Search the entries below for "this" and copy each matching line.

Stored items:
-*-*-
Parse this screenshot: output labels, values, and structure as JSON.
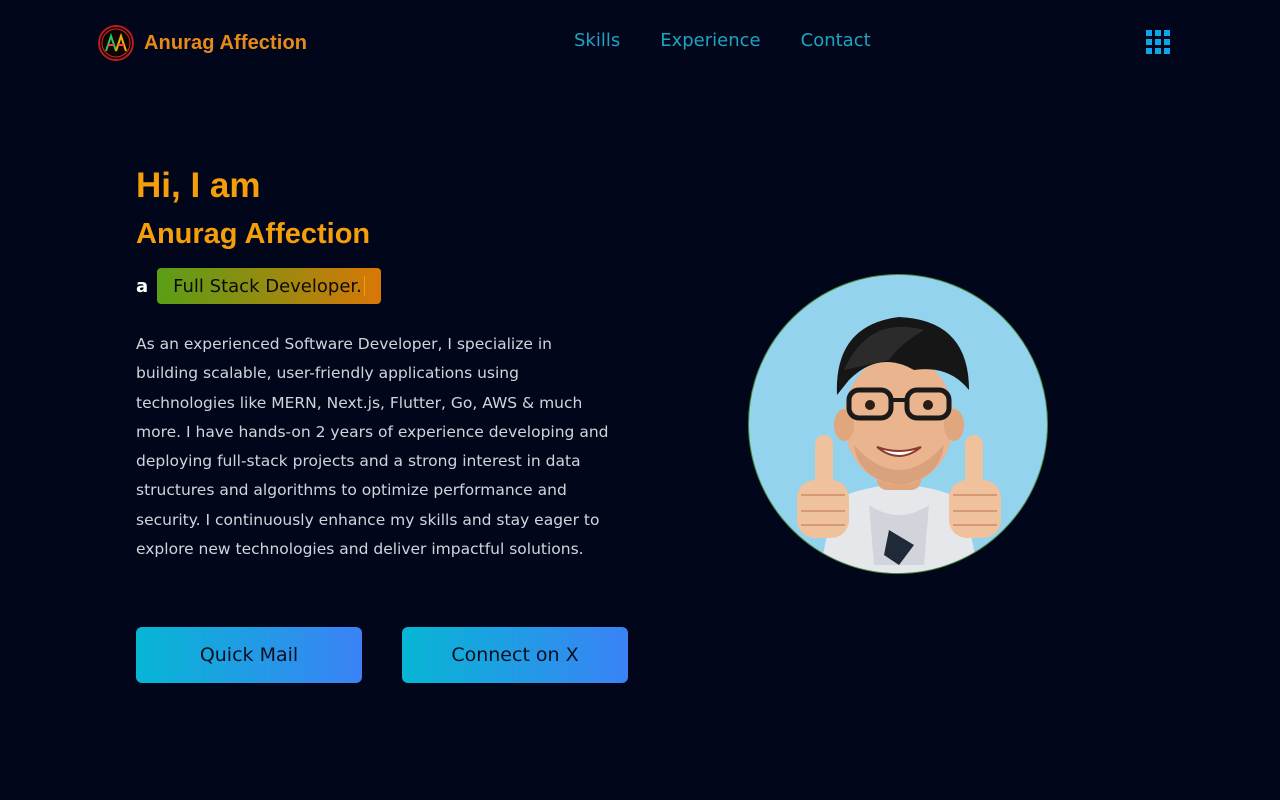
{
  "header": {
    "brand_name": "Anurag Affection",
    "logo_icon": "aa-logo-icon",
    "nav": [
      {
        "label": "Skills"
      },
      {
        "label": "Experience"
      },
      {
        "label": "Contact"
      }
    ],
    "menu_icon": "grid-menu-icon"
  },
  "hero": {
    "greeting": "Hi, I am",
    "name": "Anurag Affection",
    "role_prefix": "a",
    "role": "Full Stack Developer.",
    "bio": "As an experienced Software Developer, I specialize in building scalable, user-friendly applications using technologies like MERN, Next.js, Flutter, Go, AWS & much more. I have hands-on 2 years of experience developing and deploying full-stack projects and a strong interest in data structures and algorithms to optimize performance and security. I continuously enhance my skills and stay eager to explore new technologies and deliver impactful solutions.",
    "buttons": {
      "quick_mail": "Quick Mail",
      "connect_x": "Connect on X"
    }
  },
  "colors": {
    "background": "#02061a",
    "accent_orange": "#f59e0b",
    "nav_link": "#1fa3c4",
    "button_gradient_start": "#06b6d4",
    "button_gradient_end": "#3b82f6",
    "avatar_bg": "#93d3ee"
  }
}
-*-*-
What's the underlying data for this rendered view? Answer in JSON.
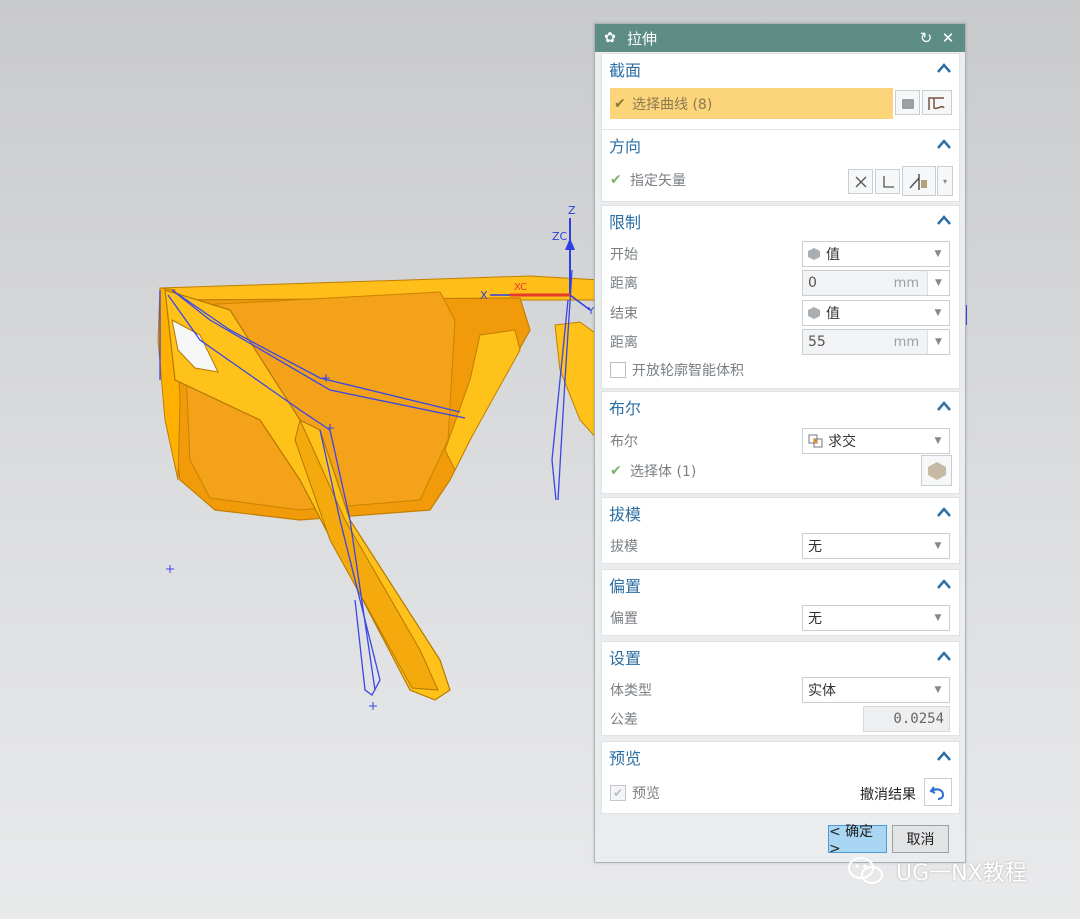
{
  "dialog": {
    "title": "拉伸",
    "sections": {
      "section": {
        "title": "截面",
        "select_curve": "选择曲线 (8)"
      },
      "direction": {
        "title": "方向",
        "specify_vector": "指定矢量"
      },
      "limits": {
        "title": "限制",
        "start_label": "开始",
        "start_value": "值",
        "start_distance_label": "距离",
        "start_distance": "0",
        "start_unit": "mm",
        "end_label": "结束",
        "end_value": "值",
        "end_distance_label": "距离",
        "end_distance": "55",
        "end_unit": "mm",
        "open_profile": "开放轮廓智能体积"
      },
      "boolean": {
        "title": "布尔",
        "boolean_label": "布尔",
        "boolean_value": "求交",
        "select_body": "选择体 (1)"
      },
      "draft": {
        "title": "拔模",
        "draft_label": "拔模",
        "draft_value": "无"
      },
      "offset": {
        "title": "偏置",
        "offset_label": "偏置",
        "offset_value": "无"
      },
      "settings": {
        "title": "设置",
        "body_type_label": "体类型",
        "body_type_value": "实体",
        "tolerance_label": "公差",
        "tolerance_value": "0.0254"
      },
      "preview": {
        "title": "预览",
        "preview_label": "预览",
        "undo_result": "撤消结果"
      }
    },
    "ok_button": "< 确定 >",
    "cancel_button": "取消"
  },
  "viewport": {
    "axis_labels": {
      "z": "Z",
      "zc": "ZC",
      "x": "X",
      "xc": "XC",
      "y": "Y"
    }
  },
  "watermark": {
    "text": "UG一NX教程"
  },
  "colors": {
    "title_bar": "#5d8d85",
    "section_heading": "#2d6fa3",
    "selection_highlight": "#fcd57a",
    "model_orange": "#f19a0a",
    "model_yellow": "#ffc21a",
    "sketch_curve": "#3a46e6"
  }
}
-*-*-
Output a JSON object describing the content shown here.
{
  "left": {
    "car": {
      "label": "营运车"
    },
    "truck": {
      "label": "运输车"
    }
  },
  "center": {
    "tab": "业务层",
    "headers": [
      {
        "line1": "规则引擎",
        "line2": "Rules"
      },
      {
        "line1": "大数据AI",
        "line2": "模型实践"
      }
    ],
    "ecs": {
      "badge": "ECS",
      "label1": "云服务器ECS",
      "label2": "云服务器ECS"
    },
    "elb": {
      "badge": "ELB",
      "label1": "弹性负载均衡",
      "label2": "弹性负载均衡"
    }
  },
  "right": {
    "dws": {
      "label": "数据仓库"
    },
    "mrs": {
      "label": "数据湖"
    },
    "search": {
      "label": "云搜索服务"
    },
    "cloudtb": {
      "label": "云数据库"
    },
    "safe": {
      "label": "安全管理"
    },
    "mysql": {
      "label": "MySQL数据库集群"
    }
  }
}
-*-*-
* _SOLVED EXERCISE_
Parse this screenshot: output labels, values, and structure as JSON.
What's the underlying data for this rendered view? Answer in JSON.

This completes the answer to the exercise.